The Weston Argus reported on Samuel Jones’ shooting with a degree of restraint. They didn’t come out and say that proslavery men ought to go to Lawrence and murder the lot of damned abolitionists who shot the sheriff, or encouraged and protected those who did. The paper came close, but its piece in the Squatter Sovereign doesn’t quite cross that line. The editors issued the stereotypical mafiosi threat: nice town you’ve got there, shame if something happened to it. The Sovereign itself would have none of that. Robert S. Kelley probably still felt his cruel disappointment back in December. Probably all of us have suffered a disappointment or two like that.
Whether Kelley moped about his missed chance around the office until no one could stand him or not, his paper connected the dots that the Argus left implied. A small item at the bottom of the page notes
Had justice been awarded to Lawrence in December last, during the disturbances of that month, there would be no Fort there now to shield an army of traitors who are sworn to resist the laws.
Lawrence did not have a fort per se, but they had built Free State Hotel to do double duty as a nineteenth century pillbox. That might prove an obstacle to working bloody justice on those who “murdered” Samuel Jones, “than whom a braver man never lived.” The Sovereign’s own version of events, which I missed a few days ago, comes just a few columns over from the Argus’. John Stringfellow and Robert Kelley reminded their readers of Jones’ virtue and informed them that the free state men, “thieving-paupers of the North” had come to trample the rights of Southern men, stealing their property, and murdering them if they had half a chance. All of that aimed to break the Union.
The news had thrown Atchison, just recently visited by its namesake ex-senator, into quite the stir. Rumors flew about, which we know include word of Jones’ death. They may not have. A simple assault on Jones ought to have done the same work for their movement as his death, given past performance. Given he did get shot and things appeared close for a while, I see no reason to doubt their sincere belief that Jones had died of his wounds. The Sovereign roared

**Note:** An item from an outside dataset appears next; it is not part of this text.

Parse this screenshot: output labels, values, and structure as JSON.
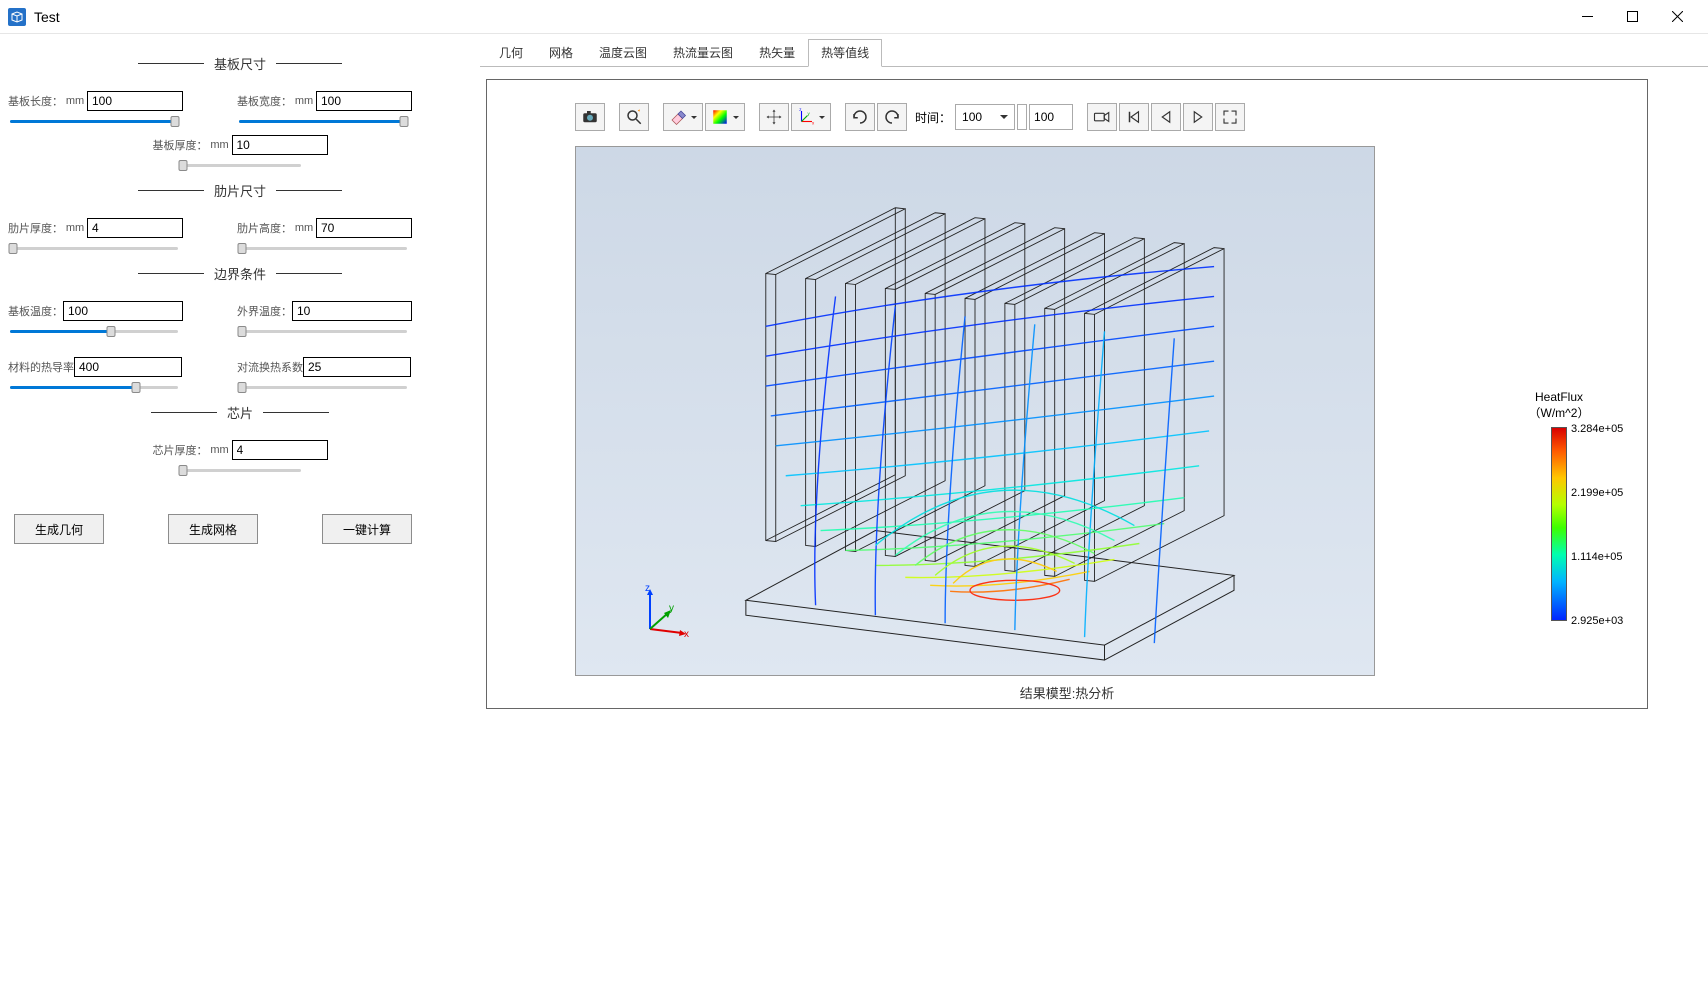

HIS DEATH MUST BE AVENGED. HIS MURDER SHALL BE AVENGED, if at the sacrifice of every abolitionist in the Territory. If the proslavery party will quietly set still and see our friends, one by one, murdered by these assassins, without raising their arms to protect them, we much mistake their character. Will they again allow a Northern Governor to cheat them out of their just revenge? We answer emphatically, NO! If the Governor of this Territory and the Administratin at Washington any longer attempts to force us to assume the position of outlaws, before we can have justice done us, the sooner such a contingency arises, the better.
Outraged at resistance of the laws and an antislavery party that set themselves up in defiance of the territorial government and, perhaps, the nation, the proslavery party of Kansas avowed that they must do precisely the same. Should Wilson Shannon or Franklin Pierce get in the way, the Sovereign would count them enemies with the rest. The party who once damned their enemies as nullifiers now declared for nullification of their own, with all the customary agility that such contortions required.